Assignment
Print every one of the records verbatim, omitting nothing.

Record extracts
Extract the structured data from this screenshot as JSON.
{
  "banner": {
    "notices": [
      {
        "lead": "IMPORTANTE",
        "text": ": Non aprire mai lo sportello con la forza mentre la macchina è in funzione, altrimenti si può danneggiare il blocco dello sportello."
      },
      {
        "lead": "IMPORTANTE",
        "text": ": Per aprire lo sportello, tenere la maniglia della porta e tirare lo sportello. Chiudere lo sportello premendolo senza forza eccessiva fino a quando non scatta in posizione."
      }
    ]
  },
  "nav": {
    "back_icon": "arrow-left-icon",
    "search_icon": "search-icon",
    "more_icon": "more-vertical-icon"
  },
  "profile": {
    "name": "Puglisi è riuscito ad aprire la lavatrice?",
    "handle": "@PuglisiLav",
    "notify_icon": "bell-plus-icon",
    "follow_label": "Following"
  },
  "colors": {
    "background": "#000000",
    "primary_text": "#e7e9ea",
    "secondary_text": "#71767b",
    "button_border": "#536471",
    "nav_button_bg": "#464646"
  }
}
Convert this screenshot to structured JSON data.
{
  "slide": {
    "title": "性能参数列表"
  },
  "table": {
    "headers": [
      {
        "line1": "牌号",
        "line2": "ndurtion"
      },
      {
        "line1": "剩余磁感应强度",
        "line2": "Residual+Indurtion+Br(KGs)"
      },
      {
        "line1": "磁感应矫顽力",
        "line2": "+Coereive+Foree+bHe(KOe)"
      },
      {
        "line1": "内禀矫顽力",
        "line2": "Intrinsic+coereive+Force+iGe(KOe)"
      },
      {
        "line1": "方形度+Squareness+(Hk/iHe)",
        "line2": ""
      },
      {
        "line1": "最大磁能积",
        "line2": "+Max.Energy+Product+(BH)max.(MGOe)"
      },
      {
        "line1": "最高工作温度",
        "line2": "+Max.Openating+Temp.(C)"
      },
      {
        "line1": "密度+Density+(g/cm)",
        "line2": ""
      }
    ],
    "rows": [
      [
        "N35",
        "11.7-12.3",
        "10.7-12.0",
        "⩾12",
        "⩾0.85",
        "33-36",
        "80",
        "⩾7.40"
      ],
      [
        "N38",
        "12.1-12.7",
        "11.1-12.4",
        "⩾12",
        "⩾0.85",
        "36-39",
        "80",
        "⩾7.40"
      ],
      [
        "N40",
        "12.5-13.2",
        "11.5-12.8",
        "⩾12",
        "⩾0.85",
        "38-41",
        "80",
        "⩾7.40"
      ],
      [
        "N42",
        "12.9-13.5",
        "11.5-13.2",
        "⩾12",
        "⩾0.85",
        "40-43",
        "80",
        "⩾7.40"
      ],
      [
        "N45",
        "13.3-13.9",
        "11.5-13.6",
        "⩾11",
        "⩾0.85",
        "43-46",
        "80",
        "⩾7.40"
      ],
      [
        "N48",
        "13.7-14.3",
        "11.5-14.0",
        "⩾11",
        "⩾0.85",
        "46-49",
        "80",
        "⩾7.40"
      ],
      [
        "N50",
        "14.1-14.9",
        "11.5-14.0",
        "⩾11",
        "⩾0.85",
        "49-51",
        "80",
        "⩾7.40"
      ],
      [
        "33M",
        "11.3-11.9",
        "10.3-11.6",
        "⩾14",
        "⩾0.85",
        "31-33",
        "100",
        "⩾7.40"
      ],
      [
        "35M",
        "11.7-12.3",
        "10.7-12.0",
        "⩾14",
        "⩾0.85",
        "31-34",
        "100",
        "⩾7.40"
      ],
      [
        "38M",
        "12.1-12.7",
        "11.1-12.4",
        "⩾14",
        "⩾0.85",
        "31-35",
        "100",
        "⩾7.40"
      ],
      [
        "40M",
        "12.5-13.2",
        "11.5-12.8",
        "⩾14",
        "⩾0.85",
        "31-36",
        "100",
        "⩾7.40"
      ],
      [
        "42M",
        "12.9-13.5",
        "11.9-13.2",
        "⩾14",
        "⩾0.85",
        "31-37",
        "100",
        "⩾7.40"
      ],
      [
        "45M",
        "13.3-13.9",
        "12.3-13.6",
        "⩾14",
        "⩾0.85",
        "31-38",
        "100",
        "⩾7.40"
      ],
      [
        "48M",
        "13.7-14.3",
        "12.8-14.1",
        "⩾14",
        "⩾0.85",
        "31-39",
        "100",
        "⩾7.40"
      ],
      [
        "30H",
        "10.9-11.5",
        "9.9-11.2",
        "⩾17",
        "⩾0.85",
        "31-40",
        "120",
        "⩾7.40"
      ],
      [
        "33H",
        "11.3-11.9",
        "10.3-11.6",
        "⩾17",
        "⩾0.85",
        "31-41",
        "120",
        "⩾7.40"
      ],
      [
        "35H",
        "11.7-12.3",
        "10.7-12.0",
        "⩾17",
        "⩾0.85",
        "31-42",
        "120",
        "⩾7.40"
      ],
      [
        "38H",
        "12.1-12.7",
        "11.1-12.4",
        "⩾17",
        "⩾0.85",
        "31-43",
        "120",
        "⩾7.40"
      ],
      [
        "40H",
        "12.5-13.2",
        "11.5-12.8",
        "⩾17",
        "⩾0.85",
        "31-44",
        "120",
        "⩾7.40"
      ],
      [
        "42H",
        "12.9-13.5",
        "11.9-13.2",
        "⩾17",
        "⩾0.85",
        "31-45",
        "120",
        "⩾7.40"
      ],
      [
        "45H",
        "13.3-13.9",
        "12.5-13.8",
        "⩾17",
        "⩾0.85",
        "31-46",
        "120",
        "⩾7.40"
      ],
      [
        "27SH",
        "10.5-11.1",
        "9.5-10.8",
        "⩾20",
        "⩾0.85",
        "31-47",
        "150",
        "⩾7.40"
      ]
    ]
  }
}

The completed task
Extract the structured data from this screenshot as JSON.
{
  "banner": {
    "notices": [
      {
        "lead": "IMPORTANTE",
        "text": ": Non aprire mai lo sportello con la forza mentre la macchina è in funzione, altrimenti si può danneggiare il blocco dello sportello."
      },
      {
        "lead": "IMPORTANTE",
        "text": ": Per aprire lo sportello, tenere la maniglia della porta e tirare lo sportello. Chiudere lo sportello premendolo senza forza eccessiva fino a quando non scatta in posizione."
      }
    ]
  },
  "nav": {
    "back_icon": "arrow-left-icon",
    "search_icon": "search-icon",
    "more_icon": "more-vertical-icon"
  },
  "profile": {
    "name": "Puglisi è riuscito ad aprire la lavatrice?",
    "handle": "@PuglisiLav",
    "notify_icon": "bell-plus-icon",
    "follow_label": "Following"
  },
  "colors": {
    "background": "#000000",
    "primary_text": "#e7e9ea",
    "secondary_text": "#71767b",
    "button_border": "#536471",
    "nav_button_bg": "#464646"
  }
}
Convert this screenshot to structured JSON data.
{
  "slide": {
    "title": "性能参数列表"
  },
  "table": {
    "headers": [
      {
        "line1": "牌号",
        "line2": "ndurtion"
      },
      {
        "line1": "剩余磁感应强度",
        "line2": "Residual+Indurtion+Br(KGs)"
      },
      {
        "line1": "磁感应矫顽力",
        "line2": "+Coereive+Foree+bHe(KOe)"
      },
      {
        "line1": "内禀矫顽力",
        "line2": "Intrinsic+coereive+Force+iGe(KOe)"
      },
      {
        "line1": "方形度+Squareness+(Hk/iHe)",
        "line2": ""
      },
      {
        "line1": "最大磁能积",
        "line2": "+Max.Energy+Product+(BH)max.(MGOe)"
      },
      {
        "line1": "最高工作温度",
        "line2": "+Max.Openating+Temp.(C)"
      },
      {
        "line1": "密度+Density+(g/cm)",
        "line2": ""
      }
    ],
    "rows": [
      [
        "N35",
        "11.7-12.3",
        "10.7-12.0",
        "⩾12",
        "⩾0.85",
        "33-36",
        "80",
        "⩾7.40"
      ],
      [
        "N38",
        "12.1-12.7",
        "11.1-12.4",
        "⩾12",
        "⩾0.85",
        "36-39",
        "80",
        "⩾7.40"
      ],
      [
        "N40",
        "12.5-13.2",
        "11.5-12.8",
        "⩾12",
        "⩾0.85",
        "38-41",
        "80",
        "⩾7.40"
      ],
      [
        "N42",
        "12.9-13.5",
        "11.5-13.2",
        "⩾12",
        "⩾0.85",
        "40-43",
        "80",
        "⩾7.40"
      ],
      [
        "N45",
        "13.3-13.9",
        "11.5-13.6",
        "⩾11",
        "⩾0.85",
        "43-46",
        "80",
        "⩾7.40"
      ],
      [
        "N48",
        "13.7-14.3",
        "11.5-14.0",
        "⩾11",
        "⩾0.85",
        "46-49",
        "80",
        "⩾7.40"
      ],
      [
        "N50",
        "14.1-14.9",
        "11.5-14.0",
        "⩾11",
        "⩾0.85",
        "49-51",
        "80",
        "⩾7.40"
      ],
      [
        "33M",
        "11.3-11.9",
        "10.3-11.6",
        "⩾14",
        "⩾0.85",
        "31-33",
        "100",
        "⩾7.40"
      ],
      [
        "35M",
        "11.7-12.3",
        "10.7-12.0",
        "⩾14",
        "⩾0.85",
        "31-34",
        "100",
        "⩾7.40"
      ],
      [
        "38M",
        "12.1-12.7",
        "11.1-12.4",
        "⩾14",
        "⩾0.85",
        "31-35",
        "100",
        "⩾7.40"
      ],
      [
        "40M",
        "12.5-13.2",
        "11.5-12.8",
        "⩾14",
        "⩾0.85",
        "31-36",
        "100",
        "⩾7.40"
      ],
      [
        "42M",
        "12.9-13.5",
        "11.9-13.2",
        "⩾14",
        "⩾0.85",
        "31-37",
        "100",
        "⩾7.40"
      ],
      [
        "45M",
        "13.3-13.9",
        "12.3-13.6",
        "⩾14",
        "⩾0.85",
        "31-38",
        "100",
        "⩾7.40"
      ],
      [
        "48M",
        "13.7-14.3",
        "12.8-14.1",
        "⩾14",
        "⩾0.85",
        "31-39",
        "100",
        "⩾7.40"
      ],
      [
        "30H",
        "10.9-11.5",
        "9.9-11.2",
        "⩾17",
        "⩾0.85",
        "31-40",
        "120",
        "⩾7.40"
      ],
      [
        "33H",
        "11.3-11.9",
        "10.3-11.6",
        "⩾17",
        "⩾0.85",
        "31-41",
        "120",
        "⩾7.40"
      ],
      [
        "35H",
        "11.7-12.3",
        "10.7-12.0",
        "⩾17",
        "⩾0.85",
        "31-42",
        "120",
        "⩾7.40"
      ],
      [
        "38H",
        "12.1-12.7",
        "11.1-12.4",
        "⩾17",
        "⩾0.85",
        "31-43",
        "120",
        "⩾7.40"
      ],
      [
        "40H",
        "12.5-13.2",
        "11.5-12.8",
        "⩾17",
        "⩾0.85",
        "31-44",
        "120",
        "⩾7.40"
      ],
      [
        "42H",
        "12.9-13.5",
        "11.9-13.2",
        "⩾17",
        "⩾0.85",
        "31-45",
        "120",
        "⩾7.40"
      ],
      [
        "45H",
        "13.3-13.9",
        "12.5-13.8",
        "⩾17",
        "⩾0.85",
        "31-46",
        "120",
        "⩾7.40"
      ],
      [
        "27SH",
        "10.5-11.1",
        "9.5-10.8",
        "⩾20",
        "⩾0.85",
        "31-47",
        "150",
        "⩾7.40"
      ]
    ]
  }
}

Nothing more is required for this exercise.